- [TASK PROMPT]: On how many lines of the records below does the string "skip" appear? Reply with only the number.

- [EXTRACTED MATERIAL]:
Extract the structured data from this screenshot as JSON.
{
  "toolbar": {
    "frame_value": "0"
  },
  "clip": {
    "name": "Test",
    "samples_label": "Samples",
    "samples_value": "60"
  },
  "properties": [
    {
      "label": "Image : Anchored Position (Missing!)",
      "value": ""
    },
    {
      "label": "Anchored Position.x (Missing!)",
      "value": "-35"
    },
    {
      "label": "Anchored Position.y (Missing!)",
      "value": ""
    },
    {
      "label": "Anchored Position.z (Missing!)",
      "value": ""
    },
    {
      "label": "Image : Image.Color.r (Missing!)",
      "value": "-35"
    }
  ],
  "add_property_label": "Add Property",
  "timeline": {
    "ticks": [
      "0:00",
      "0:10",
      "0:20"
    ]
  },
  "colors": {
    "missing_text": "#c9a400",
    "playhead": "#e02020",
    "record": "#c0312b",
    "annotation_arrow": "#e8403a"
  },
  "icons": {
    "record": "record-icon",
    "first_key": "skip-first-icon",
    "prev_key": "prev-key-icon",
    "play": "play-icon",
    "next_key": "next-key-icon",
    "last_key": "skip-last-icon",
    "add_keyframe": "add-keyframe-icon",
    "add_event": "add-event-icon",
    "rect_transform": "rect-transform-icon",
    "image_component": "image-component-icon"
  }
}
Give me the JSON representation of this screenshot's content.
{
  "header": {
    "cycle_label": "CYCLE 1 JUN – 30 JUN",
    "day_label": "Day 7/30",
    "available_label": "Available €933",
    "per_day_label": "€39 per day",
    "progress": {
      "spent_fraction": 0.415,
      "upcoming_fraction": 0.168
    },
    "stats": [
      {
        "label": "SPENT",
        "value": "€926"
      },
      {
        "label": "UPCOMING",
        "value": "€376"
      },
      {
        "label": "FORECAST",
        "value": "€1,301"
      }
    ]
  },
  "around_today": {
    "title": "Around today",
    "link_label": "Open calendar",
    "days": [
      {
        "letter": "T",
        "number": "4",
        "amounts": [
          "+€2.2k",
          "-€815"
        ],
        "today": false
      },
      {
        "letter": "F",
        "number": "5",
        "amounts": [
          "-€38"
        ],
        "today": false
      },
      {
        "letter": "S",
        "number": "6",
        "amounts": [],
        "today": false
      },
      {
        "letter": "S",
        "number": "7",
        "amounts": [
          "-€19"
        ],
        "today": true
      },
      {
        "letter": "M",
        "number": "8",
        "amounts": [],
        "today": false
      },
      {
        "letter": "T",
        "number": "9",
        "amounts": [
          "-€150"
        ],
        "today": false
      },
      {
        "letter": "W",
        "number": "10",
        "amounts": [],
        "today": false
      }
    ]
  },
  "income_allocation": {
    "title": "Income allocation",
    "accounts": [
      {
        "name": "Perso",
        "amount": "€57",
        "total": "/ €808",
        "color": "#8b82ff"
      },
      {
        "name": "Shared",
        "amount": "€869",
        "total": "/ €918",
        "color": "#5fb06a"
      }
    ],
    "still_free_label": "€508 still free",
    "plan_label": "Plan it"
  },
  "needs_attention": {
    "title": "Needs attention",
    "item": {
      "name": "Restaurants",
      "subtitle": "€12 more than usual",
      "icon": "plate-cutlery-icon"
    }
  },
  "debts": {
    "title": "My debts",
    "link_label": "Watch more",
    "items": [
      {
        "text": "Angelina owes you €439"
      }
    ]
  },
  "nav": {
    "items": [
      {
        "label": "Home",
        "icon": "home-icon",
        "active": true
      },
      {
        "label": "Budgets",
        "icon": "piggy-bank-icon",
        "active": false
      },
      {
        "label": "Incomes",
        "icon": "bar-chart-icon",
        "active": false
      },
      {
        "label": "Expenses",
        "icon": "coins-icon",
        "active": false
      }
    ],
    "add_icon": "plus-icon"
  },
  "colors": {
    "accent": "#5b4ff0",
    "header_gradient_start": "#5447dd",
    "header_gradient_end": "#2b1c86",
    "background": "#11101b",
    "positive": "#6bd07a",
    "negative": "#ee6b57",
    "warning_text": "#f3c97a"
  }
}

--

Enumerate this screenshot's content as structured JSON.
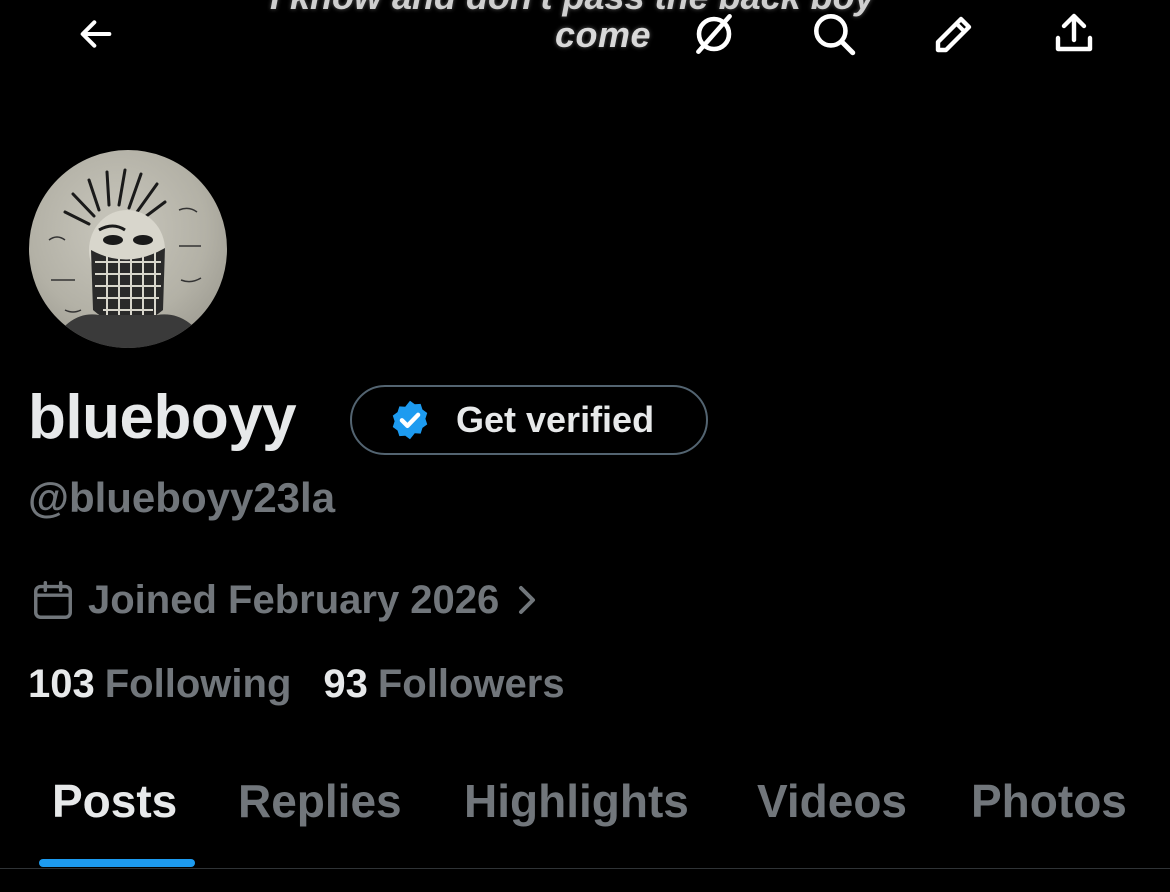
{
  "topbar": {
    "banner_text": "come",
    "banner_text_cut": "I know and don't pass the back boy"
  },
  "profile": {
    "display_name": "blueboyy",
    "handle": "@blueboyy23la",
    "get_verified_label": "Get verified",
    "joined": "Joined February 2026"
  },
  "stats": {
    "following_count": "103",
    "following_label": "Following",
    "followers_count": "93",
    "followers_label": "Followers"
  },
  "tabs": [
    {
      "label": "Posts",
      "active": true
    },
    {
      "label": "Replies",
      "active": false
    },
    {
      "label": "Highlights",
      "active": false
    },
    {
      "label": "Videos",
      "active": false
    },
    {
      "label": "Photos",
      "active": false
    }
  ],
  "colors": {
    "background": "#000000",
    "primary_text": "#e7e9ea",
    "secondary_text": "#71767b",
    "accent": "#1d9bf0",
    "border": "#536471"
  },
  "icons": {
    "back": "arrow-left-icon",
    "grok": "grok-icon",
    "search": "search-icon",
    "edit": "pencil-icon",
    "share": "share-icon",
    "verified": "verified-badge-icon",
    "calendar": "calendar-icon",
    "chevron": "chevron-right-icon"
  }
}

- [ANSWER]: 2